A new law that would allow prisons to punish inmates for drinking too much water has been criticised as "absolutely ludicrous".
The Corrections Amendment Bill aims to reform prison management systems, and includes a provision to stop prisoners from deliberately watering down urine samples for drug tests.
Under the proposed change, it would be an offence for a prisoner to consume "any substance with intent to dilute or contaminate the sample".
During the bill's first reading in Parliament last month, Corrections Minister Anne Tolley said some inmates would "water-load" to dilute their urine samples to try to avoid detection of drug use, and the law change was a further step in preventing that.
Wellington-based drug and alcohol counsellor Roger Brooking described the change as "absolutely ludicrous".
Mr Brooking, who is the clinical manager for Alcohol and Drug Assessment and Counselling, said that under the current rules prisoners who failed to provide a sample were automatically charged with misconduct.
For those inmates with "bashful bladders", the new law was particularly unfair because they might need to drink to be able to provide a sample, he said.
"Prisoners are now facing a kind of double jeopardy whereby they can be charged if they don't produce a sample, and if they drink water to help them produce a sample, which is not an unreasonable thing to do, they can get charged for that as well," he said.
"Prisoners are constantly struggling with incredibly petty rules, which enable the Corrections Department to charge them with misconduct and screw up their chances at the Parole Board, it happens all the time."
Labour justice spokesman Charles Chauvel said that rather than going through a court process, prisoners facing the charges would have their fate decided by appointed prison employees.
"Presumably the standards of justice that would be required internally are a bit less than a District Court," Mr Chauvel said.
While prisoners had rights of appeal to such decisions, the reality was that most prisoners would not go down those roads.
Mr Chauvel said he had heard "water-loading" was an issue overseas, but he was not aware of the extent of the problem in New Zealand.

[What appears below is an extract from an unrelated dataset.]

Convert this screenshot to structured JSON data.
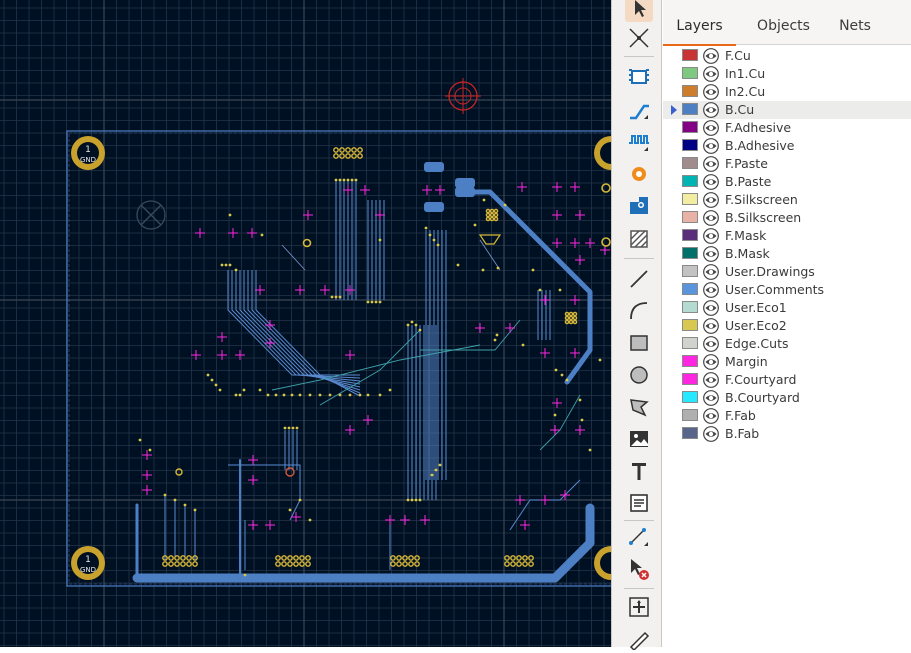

"I'm not opposed to sensible measures that deal with drug abuse in prison, the question is whether this is one of them, and I think you'd have to say the jury would have to be out on it," he said.

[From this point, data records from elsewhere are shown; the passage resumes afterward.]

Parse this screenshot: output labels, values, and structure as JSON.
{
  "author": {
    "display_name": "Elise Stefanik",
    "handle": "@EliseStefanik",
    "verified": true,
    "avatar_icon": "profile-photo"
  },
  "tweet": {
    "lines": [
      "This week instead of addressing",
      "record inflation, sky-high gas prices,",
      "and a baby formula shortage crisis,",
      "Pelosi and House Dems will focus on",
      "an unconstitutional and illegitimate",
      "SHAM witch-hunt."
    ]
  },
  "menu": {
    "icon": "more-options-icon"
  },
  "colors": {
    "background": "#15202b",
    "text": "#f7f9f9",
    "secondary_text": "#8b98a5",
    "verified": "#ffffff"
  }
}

"It's fair to ask whether this is the best use of Parliament's time, and whether this is a technique that's so widespread it's getting in the way of dealing with contraband in prisons."
The legislation also tightens up other rules around prison security, health systems, and gives more power to private prison managers by allowing the Corrections Department to delegate powers and functions to private contractors, including prisoner security classifications.
Labour, along with the Greens, the Maori Party and Mana, opposed the bill at its first reading.